NORRISTOWN >> It was an all-out battle between commissioners in the discussion Thursday that led up to the passage of Montgomery County’s 2017 budget, which includes an 11 percent real estate tax increase.
Tempers flared at a nearly three-hour meeting over the $409.5 million budget, during which minority Republican Commissioner Joe Gale attempted to amend the budget but ultimately fell short of a formal motion.
After Gale announced $7 million in cuts that he identified, he faced numerous questions from his fellow commissioners and county Solicitor Raymond McGarry about whether the request was a formal amendment to the budget. After being unable to provide enough details for a formal amendment, Gale eventually withdrew the motion to consider the cuts.
His inability to formulate a motion drew criticism from Commissioner Josh Shapiro.
“He doesn’t want to make hard choices, but he likes to give speeches. Speeches are fine but at the end of the day if you’re going to offer a motion and you’re going to govern, the numbers need to balance. If you take away $23 million in revenue, you have to find $23 million in cuts,” Shapiro said.
Gale said that the budget cuts he identified were from departments that had been given increases in the 2017 budget. However, when questioned about those specific departments, Gale said that he did not have the numbers in front of him.
McGarry attempted to explain that any new budget total must be met by a tax millage rate that matches. Gale said he had not prepared it.
“My plan was to simply make comments and then I assume that commissioners Shapiro and Arkoosh wanted me to make a motion for me to offer amendment. But my intention was to provide comments on the budget,” Gale said.
Shapiro, who had publicly promised to second any budget proposals that Gale put forward, attempted to assist his colleague in forming a proper motion, though the assistance appeared to be tongue-in-cheek. He outlined budget changes that cut county jobs, or reduced programs, and he went over options for drastic cuts that would eliminate more than 200 jobs after Gale stated that he was against any tax increase.
“That’s how you prepare a motion, so do the homework, prepare a motion and ask the commissioners to consider it,” Shapiro said, slamming his hand on the table for emphasis. “Have a responsible plan. Don’t just sit there pontificating with talking points that others have written.”
As Shapiro’s comments got heated, Gale reacted with incredulity.
“You’re foaming at the mouth,” he said. “It’s ridiculous.”
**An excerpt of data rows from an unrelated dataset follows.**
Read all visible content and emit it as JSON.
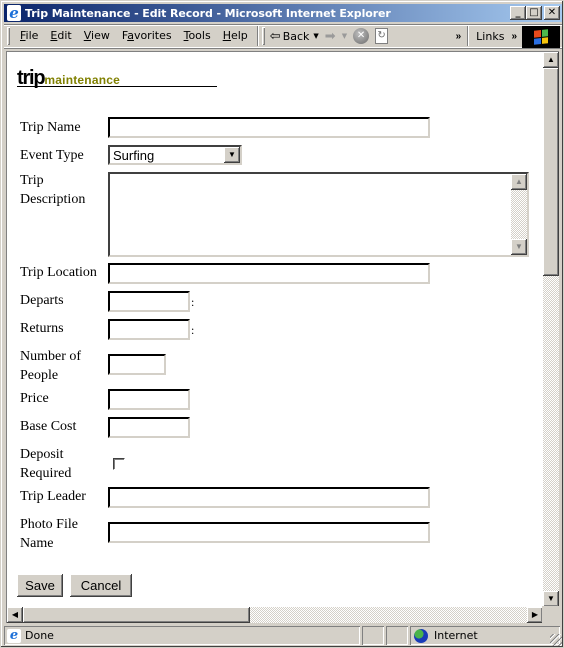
{
  "window": {
    "title": "Trip Maintenance - Edit Record - Microsoft Internet Explorer",
    "controls": {
      "minimize": "_",
      "maximize": "□",
      "close": "✕"
    }
  },
  "menu": {
    "items": [
      {
        "label": "File",
        "accel": "F",
        "rest": "ile"
      },
      {
        "label": "Edit",
        "accel": "E",
        "rest": "dit"
      },
      {
        "label": "View",
        "accel": "V",
        "rest": "iew"
      },
      {
        "label": "Favorites",
        "accel": "a",
        "pre": "F",
        "rest": "vorites"
      },
      {
        "label": "Tools",
        "accel": "T",
        "rest": "ools"
      },
      {
        "label": "Help",
        "accel": "H",
        "rest": "elp"
      }
    ]
  },
  "toolbar": {
    "back_label": "Back",
    "back_icon": "⇦",
    "forward_icon": "➡",
    "stop_icon": "✕",
    "refresh_icon": "↻",
    "chevron": "»",
    "links_label": "Links"
  },
  "logo": {
    "trip": "trip",
    "maintenance": "maintenance"
  },
  "form": {
    "trip_name": {
      "label": "Trip Name",
      "value": ""
    },
    "event_type": {
      "label": "Event Type",
      "value": "Surfing"
    },
    "trip_description": {
      "label_line1": "Trip",
      "label_line2": "Description",
      "value": ""
    },
    "trip_location": {
      "label": "Trip Location",
      "value": ""
    },
    "departs": {
      "label": "Departs",
      "value": "",
      "suffix": ":"
    },
    "returns": {
      "label": "Returns",
      "value": "",
      "suffix": ":"
    },
    "number_of_people": {
      "label_line1": "Number of",
      "label_line2": "People",
      "value": ""
    },
    "price": {
      "label": "Price",
      "value": ""
    },
    "base_cost": {
      "label": "Base Cost",
      "value": ""
    },
    "deposit_required": {
      "label_line1": "Deposit",
      "label_line2": "Required",
      "checked": false
    },
    "trip_leader": {
      "label": "Trip Leader",
      "value": ""
    },
    "photo_file_name": {
      "label_line1": "Photo File",
      "label_line2": "Name",
      "value": ""
    }
  },
  "buttons": {
    "save": "Save",
    "cancel": "Cancel"
  },
  "status": {
    "text": "Done",
    "zone": "Internet"
  },
  "colors": {
    "logo_accent": "#808000",
    "titlebar_start": "#0a246a",
    "titlebar_end": "#a6caf0"
  }
}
In the end, the budget passed with a 2-1 vote, after no formal alternative was proposed.
The $409.5 million budget that was passed dedicates a portion its millage to funding Montgomery County Community College at a rate of about $22.3 million for 2017, an increase of more than $4 million above prior funding levels for the institution.
For a Montgomery County home assessed at the average value of $169,000, the 2017 proposed budget would include a $66 per year increase tacked on as a separate category to the $584 tax bill that homeowner currently receives.
The additional funds for the school, combined with an approximately $3 million being used for raises for nonunion employees, a $6 million contribution to the fund balance, increased debt service payments and a several million dollar loss in state revenue accounts for the increase, according to Chief Financial Officer Dean Dortone.
The $18 million that went to funding the community college in the operating budget will cover those new expenditures, while the proposed additional 0.39 mills falls under a separate category on the tax bill, legally dedicated to community college funding.
The proposed increase comes just one year after a nearly 10 percent hike on taxes in the 2016 county budget.
When asked about the specifics of his aborted proposal to make cuts, Gale could only say that departments that received an increase should instead maintain current funding levels instead. Though the commissioner promised to further outline which departments were included, he had not provided the information by end of business day.
Gale accused his fellow commissioners and senior staff of a conspiracy to keep him out of the loop, saying he did not know about the tax increase until it was too late.
“I’ll admit I was fooled this year. I never thought coming off a 9.87 percent increase, after the conversations that were held publicly throughout the county over the course of the year that we would face again a massive tax increase,” Gale said. “I admit I was fooled.”
Commissioner Chairwoman Val Arkoosh commented that she believed Gale was given enough time to formulate an alternative to the budget increase.
“It’s been at least two months since that all started, surely if Commissioner Gale was concerned, a two-month time period would have been sufficient for him to sit down with the CFO and any department heads that he thought were appropriate to the conversation,” Arkoosh said. “But to bring in suggestions at the last moment is very disingenuous. I think it’s a stunt, frankly.”